Under the Biden administration, Generation Z is facing an uphill battle in securing financial stability. Harvard University’s Joint Center for Housing Studies recently found that many renters are now paying more than half of their income on rent and utilities in the aftermath of the COVID-19 pandemic. Meanwhile, nearly eight million migrants have poured into the country since Biden assumed office, placing ever greater pressure on the dwindling supply of rental properties.

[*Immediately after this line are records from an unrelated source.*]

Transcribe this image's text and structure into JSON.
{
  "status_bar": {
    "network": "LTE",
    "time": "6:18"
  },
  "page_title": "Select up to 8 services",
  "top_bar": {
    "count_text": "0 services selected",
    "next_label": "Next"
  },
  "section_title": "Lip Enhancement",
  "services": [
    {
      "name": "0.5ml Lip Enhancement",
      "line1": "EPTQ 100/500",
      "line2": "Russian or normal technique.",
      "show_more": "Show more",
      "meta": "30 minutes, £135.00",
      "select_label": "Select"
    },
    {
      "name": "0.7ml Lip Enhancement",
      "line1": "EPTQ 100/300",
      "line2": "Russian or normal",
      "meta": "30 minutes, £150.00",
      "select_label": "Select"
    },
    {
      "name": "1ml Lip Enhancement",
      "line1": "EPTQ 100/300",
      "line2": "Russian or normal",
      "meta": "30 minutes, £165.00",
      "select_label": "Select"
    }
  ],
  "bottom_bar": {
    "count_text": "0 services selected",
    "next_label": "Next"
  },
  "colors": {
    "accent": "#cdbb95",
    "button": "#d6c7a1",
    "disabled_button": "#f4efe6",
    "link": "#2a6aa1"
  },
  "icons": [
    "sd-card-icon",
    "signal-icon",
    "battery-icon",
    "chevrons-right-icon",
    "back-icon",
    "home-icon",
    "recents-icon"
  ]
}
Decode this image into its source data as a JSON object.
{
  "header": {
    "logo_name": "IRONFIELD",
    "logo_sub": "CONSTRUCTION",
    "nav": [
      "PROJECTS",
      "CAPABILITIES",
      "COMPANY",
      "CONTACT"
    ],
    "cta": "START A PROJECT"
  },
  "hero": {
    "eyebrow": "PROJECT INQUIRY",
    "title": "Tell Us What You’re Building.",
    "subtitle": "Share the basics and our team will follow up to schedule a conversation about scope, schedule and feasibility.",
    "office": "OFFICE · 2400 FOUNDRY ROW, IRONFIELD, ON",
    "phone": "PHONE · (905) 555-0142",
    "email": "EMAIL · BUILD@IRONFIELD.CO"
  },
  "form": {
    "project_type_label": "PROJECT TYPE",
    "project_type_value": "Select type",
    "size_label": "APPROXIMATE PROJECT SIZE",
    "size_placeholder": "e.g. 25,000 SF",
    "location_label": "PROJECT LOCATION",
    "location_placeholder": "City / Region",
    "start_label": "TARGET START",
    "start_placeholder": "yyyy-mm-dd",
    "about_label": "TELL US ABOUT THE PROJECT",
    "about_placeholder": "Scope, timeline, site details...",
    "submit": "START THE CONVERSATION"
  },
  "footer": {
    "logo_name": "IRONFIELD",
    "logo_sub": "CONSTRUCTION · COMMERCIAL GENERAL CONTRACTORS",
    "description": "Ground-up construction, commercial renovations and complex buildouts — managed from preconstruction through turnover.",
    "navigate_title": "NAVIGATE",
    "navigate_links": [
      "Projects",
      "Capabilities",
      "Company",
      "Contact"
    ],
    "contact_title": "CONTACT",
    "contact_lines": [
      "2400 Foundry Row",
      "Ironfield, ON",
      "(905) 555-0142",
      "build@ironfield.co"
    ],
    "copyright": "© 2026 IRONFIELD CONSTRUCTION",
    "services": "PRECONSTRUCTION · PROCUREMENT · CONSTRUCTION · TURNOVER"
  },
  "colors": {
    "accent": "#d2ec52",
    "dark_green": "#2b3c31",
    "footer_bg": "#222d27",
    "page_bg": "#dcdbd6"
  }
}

Critics argue that the Federal Reserve’s policies under Chairman Jerome Powell have compounded these issues. Despite a historic low in interest rates during the pandemic, which temporarily boosted the housing market, the subsequent rate hikes have dampened the housing industry, making it a victim of its previous successes. While acknowledging the challenges, Powell has made it clear that the Fed does not see these issues as within its direct remit, focusing instead on its broader goals of maximum employment and stable prices.

The current trajectory of the U.S. housing market and broader economic policies under the Biden administration are proving unsustainable for many Americans. While the administration has proposed measures such as $10,000 tax credits for first-time homebuyers, these are likely insufficient to counterbalance the effects of high inflation and Federal Reserve rate policies.

The future of homeownership looks increasingly uncertain, especially for younger Americans. With rising costs, higher rates, and significant barriers to saving enough for down payments, the path to independence is fraught with challenges.